An aging population may lead to the need for nuclear medicine technologists who can provide imaging to patients with certain medical conditions, such as heart disease, or treatments for cancers and other diseases. In addition, technological advancements may increase the types of imaging and treatments that nuclear medicine technologists provide, leading to increased demand for their services.


The median annual wage for nuclear medicine technologists was $78,760 in May 2021. The median wage is the wage at which half the workers in an occupation earned more than that amount and half earned less. The lowest 10 percent earned less than $60,550, and the highest 10 percent earned more than $105,530.

In May 2021, the median annual wages for nuclear medicine technologists in the top industries in which they worked were as follows:

  • Outpatient care centers - $125,920
  • Medical and diagnostic laboratories - $79,970
  • Hospitals; state, local, and private - $78,670
  • Offices of physicians - $78,140

Most nuclear medicine technologists work full time. Some nuclear medicine technologists work irregular hours, such as evenings or weekends. They also may be on call, especially if they work in hospitals.

Academic Programs of Interest
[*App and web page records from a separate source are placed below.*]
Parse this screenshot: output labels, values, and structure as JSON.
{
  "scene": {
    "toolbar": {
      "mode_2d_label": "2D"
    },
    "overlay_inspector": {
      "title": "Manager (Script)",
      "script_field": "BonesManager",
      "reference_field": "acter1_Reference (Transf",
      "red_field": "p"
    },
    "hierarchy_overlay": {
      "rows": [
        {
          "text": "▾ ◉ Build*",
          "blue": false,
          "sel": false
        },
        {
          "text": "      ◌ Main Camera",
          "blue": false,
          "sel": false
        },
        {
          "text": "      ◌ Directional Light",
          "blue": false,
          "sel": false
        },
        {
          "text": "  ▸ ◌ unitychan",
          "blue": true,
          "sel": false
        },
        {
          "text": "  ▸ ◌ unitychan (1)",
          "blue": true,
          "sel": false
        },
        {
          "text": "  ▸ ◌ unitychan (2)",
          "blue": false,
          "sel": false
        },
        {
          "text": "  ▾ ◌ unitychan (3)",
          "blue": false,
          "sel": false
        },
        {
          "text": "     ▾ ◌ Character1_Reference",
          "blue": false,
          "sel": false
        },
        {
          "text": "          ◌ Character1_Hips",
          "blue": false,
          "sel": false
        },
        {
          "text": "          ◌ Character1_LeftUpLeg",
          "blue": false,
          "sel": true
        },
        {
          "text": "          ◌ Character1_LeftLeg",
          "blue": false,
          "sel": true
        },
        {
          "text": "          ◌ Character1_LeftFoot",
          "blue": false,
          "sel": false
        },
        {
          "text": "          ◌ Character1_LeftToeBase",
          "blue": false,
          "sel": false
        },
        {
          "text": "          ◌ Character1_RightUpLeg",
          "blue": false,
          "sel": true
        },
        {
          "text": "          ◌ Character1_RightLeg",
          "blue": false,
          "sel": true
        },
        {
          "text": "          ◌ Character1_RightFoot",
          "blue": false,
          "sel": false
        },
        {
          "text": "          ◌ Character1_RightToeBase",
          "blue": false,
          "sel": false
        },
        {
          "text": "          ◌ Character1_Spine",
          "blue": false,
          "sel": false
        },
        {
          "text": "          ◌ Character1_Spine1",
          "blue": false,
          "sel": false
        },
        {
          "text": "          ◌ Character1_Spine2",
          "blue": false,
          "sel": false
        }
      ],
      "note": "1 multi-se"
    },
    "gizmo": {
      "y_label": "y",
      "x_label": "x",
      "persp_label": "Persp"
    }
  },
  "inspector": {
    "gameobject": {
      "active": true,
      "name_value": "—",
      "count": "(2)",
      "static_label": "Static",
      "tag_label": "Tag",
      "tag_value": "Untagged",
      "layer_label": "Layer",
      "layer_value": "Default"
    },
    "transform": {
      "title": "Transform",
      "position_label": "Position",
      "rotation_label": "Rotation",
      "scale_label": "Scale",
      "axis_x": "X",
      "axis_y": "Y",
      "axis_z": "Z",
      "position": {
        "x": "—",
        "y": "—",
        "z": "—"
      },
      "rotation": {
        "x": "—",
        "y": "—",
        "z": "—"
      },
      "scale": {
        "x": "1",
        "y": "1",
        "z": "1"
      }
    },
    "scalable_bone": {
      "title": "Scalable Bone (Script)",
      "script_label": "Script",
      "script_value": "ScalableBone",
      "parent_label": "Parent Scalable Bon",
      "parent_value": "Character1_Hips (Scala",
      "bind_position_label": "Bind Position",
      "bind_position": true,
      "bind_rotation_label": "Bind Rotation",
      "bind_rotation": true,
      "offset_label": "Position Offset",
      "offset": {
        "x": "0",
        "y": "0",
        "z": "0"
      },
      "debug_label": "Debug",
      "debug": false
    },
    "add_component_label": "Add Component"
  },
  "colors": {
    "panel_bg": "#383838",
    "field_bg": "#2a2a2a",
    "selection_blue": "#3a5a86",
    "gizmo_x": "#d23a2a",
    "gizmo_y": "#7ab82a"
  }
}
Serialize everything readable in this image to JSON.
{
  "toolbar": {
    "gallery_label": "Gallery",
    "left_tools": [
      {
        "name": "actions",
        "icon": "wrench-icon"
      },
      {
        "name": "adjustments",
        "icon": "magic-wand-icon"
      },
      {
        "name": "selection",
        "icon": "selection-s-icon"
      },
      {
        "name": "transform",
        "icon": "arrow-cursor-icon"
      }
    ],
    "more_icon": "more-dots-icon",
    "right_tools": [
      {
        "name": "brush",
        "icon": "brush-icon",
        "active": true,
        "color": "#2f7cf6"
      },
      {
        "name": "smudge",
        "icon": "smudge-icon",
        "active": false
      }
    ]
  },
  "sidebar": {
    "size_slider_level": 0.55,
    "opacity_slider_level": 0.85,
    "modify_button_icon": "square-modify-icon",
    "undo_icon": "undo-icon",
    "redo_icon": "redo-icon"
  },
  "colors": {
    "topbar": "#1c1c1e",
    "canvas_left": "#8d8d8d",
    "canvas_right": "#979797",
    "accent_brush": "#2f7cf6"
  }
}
Pre-Medicine is a term used to describe a track an undergraduate student pursues prior to becoming a medical student. It refers to the activities that prepare an undergraduate student for medical school, such as pre-med coursework, volunteer activities, clinical experience, research, and the application process. Most pre-medical students major in the natural sciences, such as biology, chemistry, or physics, though this is not a requirement.... more